§ **DIRECTIONS FOR THIS TASK**
Show every line from the data below that includes "JSON".

*** Opening of DATA RECORDS ***

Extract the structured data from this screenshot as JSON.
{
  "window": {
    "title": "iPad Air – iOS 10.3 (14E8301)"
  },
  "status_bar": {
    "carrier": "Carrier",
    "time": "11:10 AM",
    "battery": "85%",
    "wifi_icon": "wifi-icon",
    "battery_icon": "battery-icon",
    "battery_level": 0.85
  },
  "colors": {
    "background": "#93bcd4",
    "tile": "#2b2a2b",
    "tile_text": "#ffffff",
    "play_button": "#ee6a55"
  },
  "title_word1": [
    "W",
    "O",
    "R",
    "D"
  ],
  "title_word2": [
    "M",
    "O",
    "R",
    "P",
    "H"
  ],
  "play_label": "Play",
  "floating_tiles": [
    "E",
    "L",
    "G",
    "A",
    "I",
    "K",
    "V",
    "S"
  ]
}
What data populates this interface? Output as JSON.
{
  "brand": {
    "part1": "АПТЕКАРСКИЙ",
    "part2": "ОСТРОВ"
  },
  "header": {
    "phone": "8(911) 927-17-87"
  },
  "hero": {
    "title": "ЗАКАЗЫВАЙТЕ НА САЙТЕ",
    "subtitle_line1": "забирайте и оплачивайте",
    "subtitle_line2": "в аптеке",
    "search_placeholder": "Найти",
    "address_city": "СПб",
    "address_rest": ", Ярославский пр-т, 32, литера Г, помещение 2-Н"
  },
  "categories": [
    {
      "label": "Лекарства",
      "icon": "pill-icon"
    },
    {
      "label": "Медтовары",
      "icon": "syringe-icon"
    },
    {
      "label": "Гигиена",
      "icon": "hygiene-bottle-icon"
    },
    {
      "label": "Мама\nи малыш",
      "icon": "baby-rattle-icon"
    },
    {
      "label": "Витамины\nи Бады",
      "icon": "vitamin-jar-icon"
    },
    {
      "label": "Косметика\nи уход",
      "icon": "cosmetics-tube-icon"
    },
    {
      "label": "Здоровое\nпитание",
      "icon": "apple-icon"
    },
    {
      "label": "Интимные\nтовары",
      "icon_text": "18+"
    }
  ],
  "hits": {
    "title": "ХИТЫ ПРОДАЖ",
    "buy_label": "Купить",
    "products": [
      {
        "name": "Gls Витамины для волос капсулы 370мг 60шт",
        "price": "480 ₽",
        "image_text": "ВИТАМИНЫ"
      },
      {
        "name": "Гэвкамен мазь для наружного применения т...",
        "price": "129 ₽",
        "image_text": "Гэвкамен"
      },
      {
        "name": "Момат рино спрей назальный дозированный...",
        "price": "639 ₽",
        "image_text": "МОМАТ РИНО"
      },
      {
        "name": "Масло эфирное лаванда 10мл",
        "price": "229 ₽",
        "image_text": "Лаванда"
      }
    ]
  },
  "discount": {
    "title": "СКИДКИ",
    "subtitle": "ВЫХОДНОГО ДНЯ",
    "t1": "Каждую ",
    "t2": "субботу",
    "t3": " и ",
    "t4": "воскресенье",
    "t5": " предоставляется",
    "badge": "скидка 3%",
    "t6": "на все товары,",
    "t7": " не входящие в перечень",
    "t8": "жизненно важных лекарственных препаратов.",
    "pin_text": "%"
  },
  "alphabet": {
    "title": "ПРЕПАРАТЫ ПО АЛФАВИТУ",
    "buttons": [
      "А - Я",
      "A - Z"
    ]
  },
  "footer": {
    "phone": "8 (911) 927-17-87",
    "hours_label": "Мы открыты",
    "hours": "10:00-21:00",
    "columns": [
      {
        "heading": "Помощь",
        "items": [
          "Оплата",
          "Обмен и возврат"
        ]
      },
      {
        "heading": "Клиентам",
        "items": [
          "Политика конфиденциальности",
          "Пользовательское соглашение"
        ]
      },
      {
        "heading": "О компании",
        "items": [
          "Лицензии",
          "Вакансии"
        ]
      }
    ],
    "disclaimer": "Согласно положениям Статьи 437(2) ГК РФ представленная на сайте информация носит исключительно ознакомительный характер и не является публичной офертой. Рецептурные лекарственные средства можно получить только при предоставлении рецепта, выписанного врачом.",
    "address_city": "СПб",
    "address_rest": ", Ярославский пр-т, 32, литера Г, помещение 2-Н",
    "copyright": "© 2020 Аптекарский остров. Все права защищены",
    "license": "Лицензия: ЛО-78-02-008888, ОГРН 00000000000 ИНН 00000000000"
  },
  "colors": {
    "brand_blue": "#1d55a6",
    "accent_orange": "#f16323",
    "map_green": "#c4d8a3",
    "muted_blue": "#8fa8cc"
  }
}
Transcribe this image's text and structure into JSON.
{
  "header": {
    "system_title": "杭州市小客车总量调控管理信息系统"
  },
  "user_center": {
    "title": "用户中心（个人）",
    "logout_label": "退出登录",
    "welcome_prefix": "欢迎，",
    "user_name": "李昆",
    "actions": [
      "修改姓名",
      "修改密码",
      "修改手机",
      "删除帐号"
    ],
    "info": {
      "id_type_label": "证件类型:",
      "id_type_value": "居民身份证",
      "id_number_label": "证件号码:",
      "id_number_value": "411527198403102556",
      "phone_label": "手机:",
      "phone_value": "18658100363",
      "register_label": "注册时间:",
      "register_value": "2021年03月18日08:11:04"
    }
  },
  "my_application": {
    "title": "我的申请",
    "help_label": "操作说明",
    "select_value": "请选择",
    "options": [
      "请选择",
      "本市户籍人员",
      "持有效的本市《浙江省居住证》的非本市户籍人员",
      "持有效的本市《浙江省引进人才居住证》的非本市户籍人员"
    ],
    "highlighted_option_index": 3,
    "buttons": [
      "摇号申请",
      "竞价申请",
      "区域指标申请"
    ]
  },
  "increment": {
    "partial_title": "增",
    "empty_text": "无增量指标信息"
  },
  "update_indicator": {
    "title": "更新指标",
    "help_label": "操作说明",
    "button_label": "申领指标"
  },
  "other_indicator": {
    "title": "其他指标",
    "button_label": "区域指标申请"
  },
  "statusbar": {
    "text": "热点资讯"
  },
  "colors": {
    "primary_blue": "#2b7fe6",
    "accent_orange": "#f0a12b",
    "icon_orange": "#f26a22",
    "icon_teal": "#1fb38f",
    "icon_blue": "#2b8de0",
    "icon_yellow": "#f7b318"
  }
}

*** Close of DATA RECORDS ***

§ **EXERCISE ANSWER**
Extract the structured data from this screenshot as JSON.
What data populates this interface? Output as JSON.
Transcribe this image's text and structure into JSON.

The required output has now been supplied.